◆ Problem: Reproduce the entries exactly.

Stored data entries
--- START ---

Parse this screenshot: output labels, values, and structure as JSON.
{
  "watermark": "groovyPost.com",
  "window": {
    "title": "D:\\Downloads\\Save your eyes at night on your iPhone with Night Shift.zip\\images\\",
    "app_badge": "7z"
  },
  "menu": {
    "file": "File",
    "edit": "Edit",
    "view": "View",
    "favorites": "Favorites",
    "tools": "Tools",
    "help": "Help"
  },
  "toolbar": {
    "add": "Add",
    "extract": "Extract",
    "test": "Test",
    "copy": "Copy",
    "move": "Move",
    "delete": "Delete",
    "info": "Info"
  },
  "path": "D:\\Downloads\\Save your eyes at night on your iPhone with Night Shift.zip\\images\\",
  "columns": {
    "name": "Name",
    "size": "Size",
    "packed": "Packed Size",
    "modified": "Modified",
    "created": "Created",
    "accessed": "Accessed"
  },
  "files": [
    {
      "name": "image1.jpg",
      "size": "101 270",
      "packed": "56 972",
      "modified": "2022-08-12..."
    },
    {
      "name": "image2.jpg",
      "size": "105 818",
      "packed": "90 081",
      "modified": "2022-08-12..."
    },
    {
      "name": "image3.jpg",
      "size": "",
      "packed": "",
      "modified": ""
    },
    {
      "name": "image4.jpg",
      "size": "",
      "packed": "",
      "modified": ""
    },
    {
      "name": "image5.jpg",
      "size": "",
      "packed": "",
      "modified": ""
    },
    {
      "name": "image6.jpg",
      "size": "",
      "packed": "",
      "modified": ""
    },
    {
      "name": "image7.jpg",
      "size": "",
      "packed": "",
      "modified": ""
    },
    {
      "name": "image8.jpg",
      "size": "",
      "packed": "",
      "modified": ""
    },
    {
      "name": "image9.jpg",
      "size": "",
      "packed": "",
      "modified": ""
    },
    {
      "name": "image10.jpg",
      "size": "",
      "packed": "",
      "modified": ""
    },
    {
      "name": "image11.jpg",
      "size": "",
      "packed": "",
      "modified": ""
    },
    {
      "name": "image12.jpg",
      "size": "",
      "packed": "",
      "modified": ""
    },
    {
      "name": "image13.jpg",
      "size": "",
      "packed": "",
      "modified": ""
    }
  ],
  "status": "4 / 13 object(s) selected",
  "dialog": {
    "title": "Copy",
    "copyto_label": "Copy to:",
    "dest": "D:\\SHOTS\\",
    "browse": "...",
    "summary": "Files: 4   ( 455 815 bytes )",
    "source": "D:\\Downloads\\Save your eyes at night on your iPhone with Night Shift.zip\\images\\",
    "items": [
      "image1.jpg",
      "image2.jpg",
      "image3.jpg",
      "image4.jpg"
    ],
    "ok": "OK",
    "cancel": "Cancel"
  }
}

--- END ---

◆ Written reply:
Parse this screenshot: output labels, values, and structure as JSON.
{
  "watermark": "groovyPost.com",
  "window": {
    "title": "D:\\Downloads\\Save your eyes at night on your iPhone with Night Shift.zip\\images\\",
    "app_badge": "7z"
  },
  "menu": {
    "file": "File",
    "edit": "Edit",
    "view": "View",
    "favorites": "Favorites",
    "tools": "Tools",
    "help": "Help"
  },
  "toolbar": {
    "add": "Add",
    "extract": "Extract",
    "test": "Test",
    "copy": "Copy",
    "move": "Move",
    "delete": "Delete",
    "info": "Info"
  },
  "path": "D:\\Downloads\\Save your eyes at night on your iPhone with Night Shift.zip\\images\\",
  "columns": {
    "name": "Name",
    "size": "Size",
    "packed": "Packed Size",
    "modified": "Modified",
    "created": "Created",
    "accessed": "Accessed"
  },
  "files": [
    {
      "name": "image1.jpg",
      "size": "101 270",
      "packed": "56 972",
      "modified": "2022-08-12..."
    },
    {
      "name": "image2.jpg",
      "size": "105 818",
      "packed": "90 081",
      "modified": "2022-08-12..."
    },
    {
      "name": "image3.jpg",
      "size": "",
      "packed": "",
      "modified": ""
    },
    {
      "name": "image4.jpg",
      "size": "",
      "packed": "",
      "modified": ""
    },
    {
      "name": "image5.jpg",
      "size": "",
      "packed": "",
      "modified": ""
    },
    {
      "name": "image6.jpg",
      "size": "",
      "packed": "",
      "modified": ""
    },
    {
      "name": "image7.jpg",
      "size": "",
      "packed": "",
      "modified": ""
    },
    {
      "name": "image8.jpg",
      "size": "",
      "packed": "",
      "modified": ""
    },
    {
      "name": "image9.jpg",
      "size": "",
      "packed": "",
      "modified": ""
    },
    {
      "name": "image10.jpg",
      "size": "",
      "packed": "",
      "modified": ""
    },
    {
      "name": "image11.jpg",
      "size": "",
      "packed": "",
      "modified": ""
    },
    {
      "name": "image12.jpg",
      "size": "",
      "packed": "",
      "modified": ""
    },
    {
      "name": "image13.jpg",
      "size": "",
      "packed": "",
      "modified": ""
    }
  ],
  "status": "4 / 13 object(s) selected",
  "dialog": {
    "title": "Copy",
    "copyto_label": "Copy to:",
    "dest": "D:\\SHOTS\\",
    "browse": "...",
    "summary": "Files: 4   ( 455 815 bytes )",
    "source": "D:\\Downloads\\Save your eyes at night on your iPhone with Night Shift.zip\\images\\",
    "items": [
      "image1.jpg",
      "image2.jpg",
      "image3.jpg",
      "image4.jpg"
    ],
    "ok": "OK",
    "cancel": "Cancel"
  }
}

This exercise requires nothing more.